The One Piece Online MMORPG is a perfect representation of the experience of watching an episode of One Piece. There are things on the screen, they make sounds and are animated. The sounds are loud, the jokes are meant for 6-year-olds and the characters would seem imaginative if they looked as though they all belonged to the same universe. One Piece Online and the series it is based on is like much of the anime I have experienced, meaning boring.
I have enjoyed Defiance since the very beginning, but it hasn’t always been a smooth road of development. Trion Worlds still shows the game love, but do they concentrate too much on content that segments players away from the rest of the open world?
Character models are possibly the most important aspect of a graphical MMO. After all, the avatars that we create and play through are us in many ways, so they need to look and feel like extensions of us, into the game world. For some players, that means the avatar should look heroic, or beautiful, or needs to offer a ton of customization. Whatever the particular player wants in an avatar, the good news is that there is probably an MMO out there that offers just for what they are looking.

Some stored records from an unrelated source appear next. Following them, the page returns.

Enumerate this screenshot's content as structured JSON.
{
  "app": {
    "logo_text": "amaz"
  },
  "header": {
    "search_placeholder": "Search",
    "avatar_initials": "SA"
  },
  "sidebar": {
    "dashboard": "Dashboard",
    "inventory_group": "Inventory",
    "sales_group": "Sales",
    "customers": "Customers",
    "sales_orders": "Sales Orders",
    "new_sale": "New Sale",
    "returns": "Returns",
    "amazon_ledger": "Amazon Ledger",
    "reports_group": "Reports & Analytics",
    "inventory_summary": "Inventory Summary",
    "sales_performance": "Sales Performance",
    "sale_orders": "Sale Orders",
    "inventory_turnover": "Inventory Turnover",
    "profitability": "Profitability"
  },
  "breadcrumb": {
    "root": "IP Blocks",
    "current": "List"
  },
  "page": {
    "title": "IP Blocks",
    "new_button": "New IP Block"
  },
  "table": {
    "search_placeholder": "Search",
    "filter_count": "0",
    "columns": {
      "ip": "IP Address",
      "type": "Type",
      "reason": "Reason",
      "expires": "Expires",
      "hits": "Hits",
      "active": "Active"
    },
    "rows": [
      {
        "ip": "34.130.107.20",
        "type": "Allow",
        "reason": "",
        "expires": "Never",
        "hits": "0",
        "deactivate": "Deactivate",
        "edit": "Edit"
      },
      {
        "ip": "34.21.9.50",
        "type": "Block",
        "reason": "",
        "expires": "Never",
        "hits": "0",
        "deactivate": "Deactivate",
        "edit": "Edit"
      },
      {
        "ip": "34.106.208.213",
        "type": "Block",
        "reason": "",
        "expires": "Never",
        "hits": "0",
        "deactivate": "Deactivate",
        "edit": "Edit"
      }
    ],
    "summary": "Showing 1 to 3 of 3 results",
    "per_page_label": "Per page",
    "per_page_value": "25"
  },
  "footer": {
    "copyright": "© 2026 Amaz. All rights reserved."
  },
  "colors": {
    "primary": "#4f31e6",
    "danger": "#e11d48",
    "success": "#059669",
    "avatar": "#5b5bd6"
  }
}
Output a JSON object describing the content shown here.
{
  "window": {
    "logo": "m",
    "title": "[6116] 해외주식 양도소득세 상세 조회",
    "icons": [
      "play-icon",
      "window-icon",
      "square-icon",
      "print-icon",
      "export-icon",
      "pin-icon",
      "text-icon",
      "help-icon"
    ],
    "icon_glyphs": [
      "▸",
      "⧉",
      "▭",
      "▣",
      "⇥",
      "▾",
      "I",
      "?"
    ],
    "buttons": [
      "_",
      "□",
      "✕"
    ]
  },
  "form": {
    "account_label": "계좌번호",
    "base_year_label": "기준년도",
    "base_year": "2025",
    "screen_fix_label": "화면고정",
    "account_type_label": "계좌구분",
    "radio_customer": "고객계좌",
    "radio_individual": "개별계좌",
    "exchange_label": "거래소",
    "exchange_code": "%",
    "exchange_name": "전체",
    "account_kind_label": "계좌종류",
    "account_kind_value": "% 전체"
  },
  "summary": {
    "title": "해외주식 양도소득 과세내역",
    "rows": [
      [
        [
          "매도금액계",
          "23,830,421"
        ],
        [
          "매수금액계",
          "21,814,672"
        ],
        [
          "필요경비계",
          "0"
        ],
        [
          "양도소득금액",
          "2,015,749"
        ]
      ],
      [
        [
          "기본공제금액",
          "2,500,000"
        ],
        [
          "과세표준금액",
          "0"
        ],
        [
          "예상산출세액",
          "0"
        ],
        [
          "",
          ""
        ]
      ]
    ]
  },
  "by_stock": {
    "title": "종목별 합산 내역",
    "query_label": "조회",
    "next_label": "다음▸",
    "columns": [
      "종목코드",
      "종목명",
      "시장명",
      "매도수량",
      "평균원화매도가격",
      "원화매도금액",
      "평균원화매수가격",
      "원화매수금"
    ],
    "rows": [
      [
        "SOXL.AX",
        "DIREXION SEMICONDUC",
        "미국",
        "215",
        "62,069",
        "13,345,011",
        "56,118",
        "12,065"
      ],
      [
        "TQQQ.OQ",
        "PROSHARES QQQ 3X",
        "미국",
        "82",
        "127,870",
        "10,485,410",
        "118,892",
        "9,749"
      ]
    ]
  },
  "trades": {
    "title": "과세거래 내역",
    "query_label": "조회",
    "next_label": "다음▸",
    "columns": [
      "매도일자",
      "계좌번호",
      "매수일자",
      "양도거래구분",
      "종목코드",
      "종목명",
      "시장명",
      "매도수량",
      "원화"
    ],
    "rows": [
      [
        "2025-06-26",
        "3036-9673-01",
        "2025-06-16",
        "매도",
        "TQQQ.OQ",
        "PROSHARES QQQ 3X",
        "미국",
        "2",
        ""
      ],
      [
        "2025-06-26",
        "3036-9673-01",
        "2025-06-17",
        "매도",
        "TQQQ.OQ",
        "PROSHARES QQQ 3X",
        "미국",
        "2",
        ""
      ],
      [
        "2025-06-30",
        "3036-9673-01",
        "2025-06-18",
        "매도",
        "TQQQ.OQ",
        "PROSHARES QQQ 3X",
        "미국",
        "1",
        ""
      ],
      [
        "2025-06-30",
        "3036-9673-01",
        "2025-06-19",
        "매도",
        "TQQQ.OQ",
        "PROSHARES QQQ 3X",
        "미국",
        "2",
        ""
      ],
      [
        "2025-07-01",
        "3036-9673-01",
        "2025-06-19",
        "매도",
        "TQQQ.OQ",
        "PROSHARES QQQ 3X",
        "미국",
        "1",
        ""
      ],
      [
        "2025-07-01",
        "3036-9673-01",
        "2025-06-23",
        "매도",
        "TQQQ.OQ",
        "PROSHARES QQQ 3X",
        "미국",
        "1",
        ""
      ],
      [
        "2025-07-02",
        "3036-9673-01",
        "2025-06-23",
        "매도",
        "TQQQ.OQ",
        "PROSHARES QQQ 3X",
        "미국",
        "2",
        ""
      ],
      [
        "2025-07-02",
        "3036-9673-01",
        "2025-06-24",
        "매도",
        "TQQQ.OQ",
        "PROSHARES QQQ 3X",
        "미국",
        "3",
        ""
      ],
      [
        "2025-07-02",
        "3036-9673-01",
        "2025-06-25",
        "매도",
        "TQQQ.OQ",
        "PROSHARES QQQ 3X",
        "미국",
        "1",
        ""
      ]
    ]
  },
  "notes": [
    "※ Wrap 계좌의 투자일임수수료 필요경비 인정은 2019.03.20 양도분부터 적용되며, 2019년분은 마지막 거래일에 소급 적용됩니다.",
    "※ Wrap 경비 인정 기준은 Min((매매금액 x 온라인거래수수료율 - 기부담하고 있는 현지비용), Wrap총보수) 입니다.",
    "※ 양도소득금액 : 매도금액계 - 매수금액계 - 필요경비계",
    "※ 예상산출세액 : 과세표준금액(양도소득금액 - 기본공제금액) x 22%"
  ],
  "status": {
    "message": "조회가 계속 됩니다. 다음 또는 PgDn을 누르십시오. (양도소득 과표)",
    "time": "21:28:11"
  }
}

Welcome back to another edition of Not So MMO, you’re one-stop shop for opinions, news and insight into the world of games that are almost MMO. Multiplayers, online games, MOBAs and other genres… you know, the ones that feature many of the things we like about MMOs, minus the thousands of players who are on at the same time.
I don’t want to rehash the same arguments about free-to-play that I have had since 2007, but it’s safe to say that even though most MMOs and many other games are now free at some level, players still feel a strange need to apologize for supporting gaming. I have worked in community as well, and the same attitude seems to apply to players who feel that developers are somehow the enemy or, at least, not to be trusted.
Last week I had a good time explaining my extreme dislike for esports. Granted, I do not dislike those who enjoy esports just like I do not dislike the guy up the street who worships – almost literally – at the church of football. But, the organization and big money that esports really is doesn’t toot my horn. With enough money and push you could make professional nose picking a sport and people would probably dig it, so I just don’t see the value.